Skoda Kamiq long-term test review
The Kamiq is Skoda's smallest SUV, but is it big and brawny enough to cope with family life? We’ve added one to our long-term test fleet to find out...
The car Skoda Kamiq 1.0 TSI 115 SE L Run by Claire Evans, consumer editor
Why it’s here The Kamiq is our favourite small SUV for less than £20,000, but how will it cope as a long-distance commuter car and weekend family wheels? We have four months to find out
Needs to Prove that you don’t have to have deep pockets to be able to buy a good small SUV
Mileage 8810 List price £21,980 Target Price £19,384 Price as tested £27,780 Test economy 44.7mpg Official economy 47.1mpg (combined) Dealer price now £18,655 Private price now £16,583 Trade-in price now £16,236 Running costs (excluding depreciation) Fuel £658

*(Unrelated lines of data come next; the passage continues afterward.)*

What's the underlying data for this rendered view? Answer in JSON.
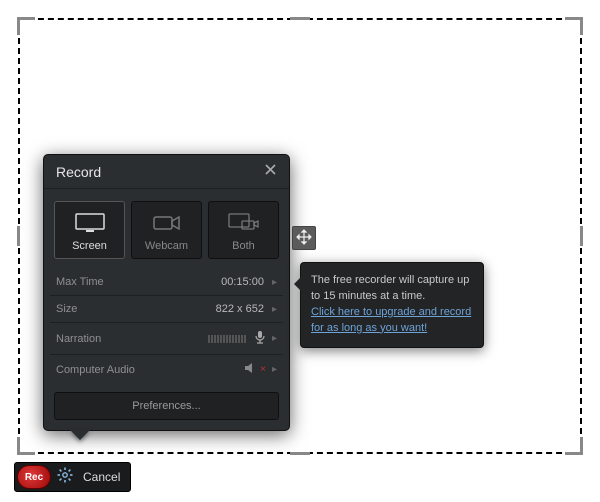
{
  "panel": {
    "title": "Record",
    "modes": {
      "screen": "Screen",
      "webcam": "Webcam",
      "both": "Both"
    },
    "rows": {
      "maxtime_label": "Max Time",
      "maxtime_value": "00:15:00",
      "size_label": "Size",
      "size_value": "822 x 652",
      "narration_label": "Narration",
      "compaudio_label": "Computer Audio"
    },
    "preferences": "Preferences..."
  },
  "tooltip": {
    "text": "The free recorder will capture up to 15 minutes at a time.",
    "link": "Click here to upgrade and record for as long as you want!"
  },
  "toolbar": {
    "rec": "Rec",
    "cancel": "Cancel"
  },
  "icons": {
    "close": "close-icon",
    "move": "move-icon",
    "screen": "monitor-icon",
    "webcam": "webcam-icon",
    "both": "both-icon",
    "mic": "microphone-icon",
    "speaker": "speaker-icon",
    "gear": "gear-icon",
    "chevron": "chevron-right-icon"
  }
}
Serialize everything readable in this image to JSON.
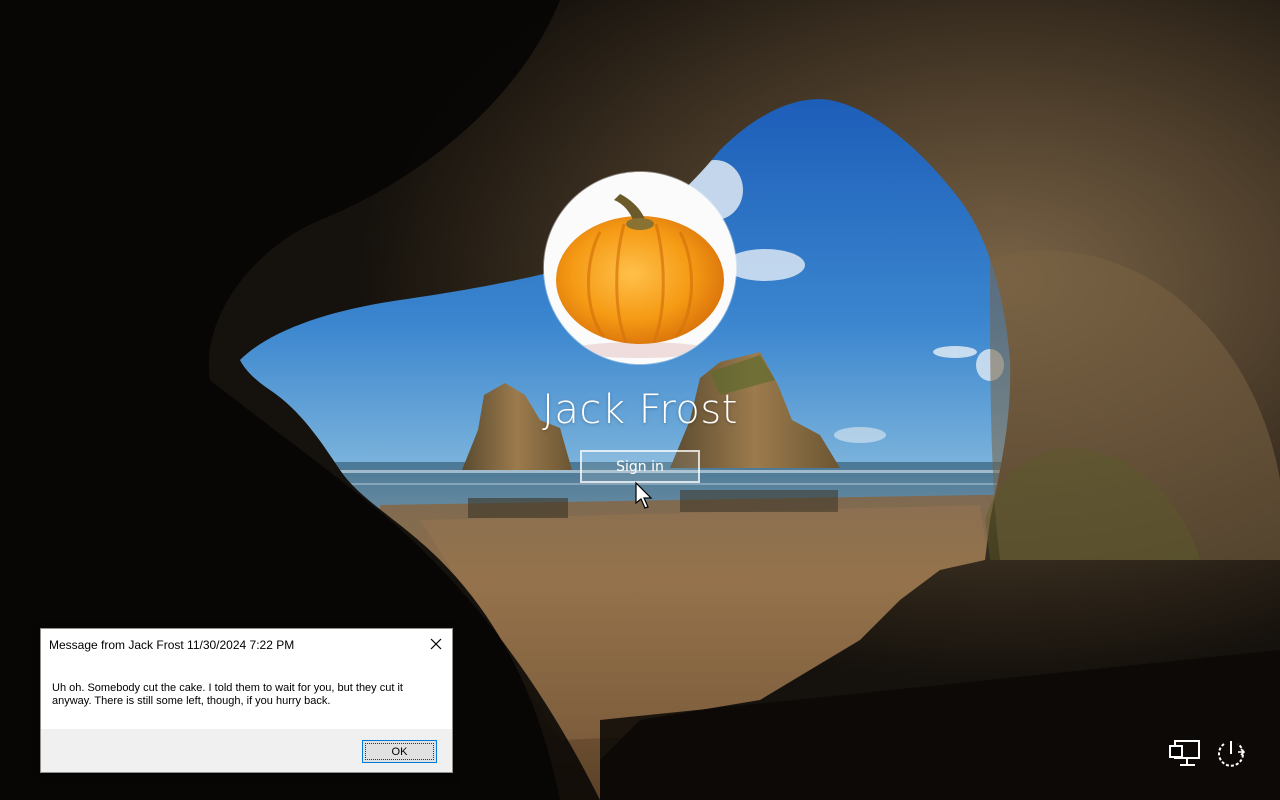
{
  "login": {
    "username": "Jack Frost",
    "sign_in_label": "Sign in",
    "avatar_icon": "pumpkin-avatar"
  },
  "dialog": {
    "title": "Message from Jack Frost 11/30/2024 7:22 PM",
    "message": "Uh oh. Somebody cut the cake. I told them to wait for you, but they cut it anyway. There is still some left, though, if you hurry back.",
    "ok_label": "OK",
    "close_icon": "close-icon"
  },
  "system_icons": [
    "network-icon",
    "power-icon"
  ],
  "colors": {
    "sky": "#2f74c4",
    "sea": "#3c6a8e",
    "sand": "#8a6a45",
    "cave": "#1a1510",
    "dialog_footer": "#f0f0f0",
    "button_focus": "#0078d7"
  }
}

7 September 2020 – Kamiq is a big surprise
When I first got the Skoda Kamiq I wondered if I’d taken too big a leap in my ambitious plans to downsize. Changing from a large, spacious saloon to a small SUV could have been too much of a compromise.
However, I soon discovered that the little Czech motor was a veritable Tardis. The first happy surprise was when it swallowed a non-collapsible 1950s office desk, then I managed to fill it to the gills with massive bags of compost and pots for a garden patio project and to top it all off we (it took three of us) shoehorned a fairly large plum tree in the back with the rear seats folded.
The only time it felt a bit cramped was when we tried to squeeze three adults into the rear seat – the leg room was fine, but they did look a bit like sardines with their shoulders squashed up against each other.
I chose the more powerful 115 version of the 1.0-litre turbocharged engine, rather than the TSI 95, because I wanted a car that would be gutsy enough to cope with Kent’s hills and country lanes – and it didn’t struggle with any of the roads I drove on regularly.
A three-day round trip to Swansea and Bath could have presented a more daunting challenge, but the engine remained quiet and composed on the motorway, thanks to there being a sixth gear (the TSI 95 only has five gears), while road and wind noise weren’t too intrusive. The only unpleasant surprise was how much the wind buffeted the little car around, especially each time we passed an HGV and a side blast hit us.
The Kamiq proved surprisingly practical, though, with deep front door pockets, two good-sized drinks holders and a large cubby in the centre console for me and my passenger. And it was just as well suited to the steep streets of Swansea; as a special challenge I drove it up Constitution Hill, a 300-metre long cobbled road with a one in five (20%) gradient that is the city’s, and one of the UK’s, steepest streets. The Kamiq’s engine had to be worked harder on these roads, though, and that brought fuel economy down to the low 40s from the figure 50mpg plus that it had achieved on the motorway.
Overall, though, the Kamiq has been impressively affordable to buy and own. Its list price of just less than £20,000 is less than you’d pay for a comparable Ford Puma or Volkswagen T-Roc. And even loading the car up with options only took the overall price close to £28,000.
The most expensive add-on was the full LED headlights with dynamic indicators, a cornering function and fog lights. City dwellers might not find this the best way to spend their money, but I live on an unlit country lane that’s often shrouded in darkness and pea-soup like fog, so I found the improved visibility of the upgraded headlights a real boon.
Another pleasant surprise was the innovative nature of Skoda itself. I hadn’t delved into the brand’s history until I owned one of its models, but soon found that it started out as a cycle maker in 1895, and that it’s still involved in cycling as a sponsor of the Tour de France.
I also learnt that it also produces useful and unusual car accessories under its Simply Clever accessory brand. With the current trend away from using public transport, I was impressed to discover that Skoda had designed a fold-up scooter that fits neatly into the spare wheel well in the boot of the Kamiq. I ordered one so that I could travel that ‘last mile’ of many journeys swiftly while maintaining a safe distance from other people.
It’s not been a totally positive ownership experience, though. I had major ongoing issues with the infotainment system, which repeatedly refused to load up and muted itself so I had to endure silent journeys with no traffic information. The problems lessened after a reboot of the system, though, which I carried out under the skilful guidance of a Skoda technician, over the phone so as to comply with social distancing rules.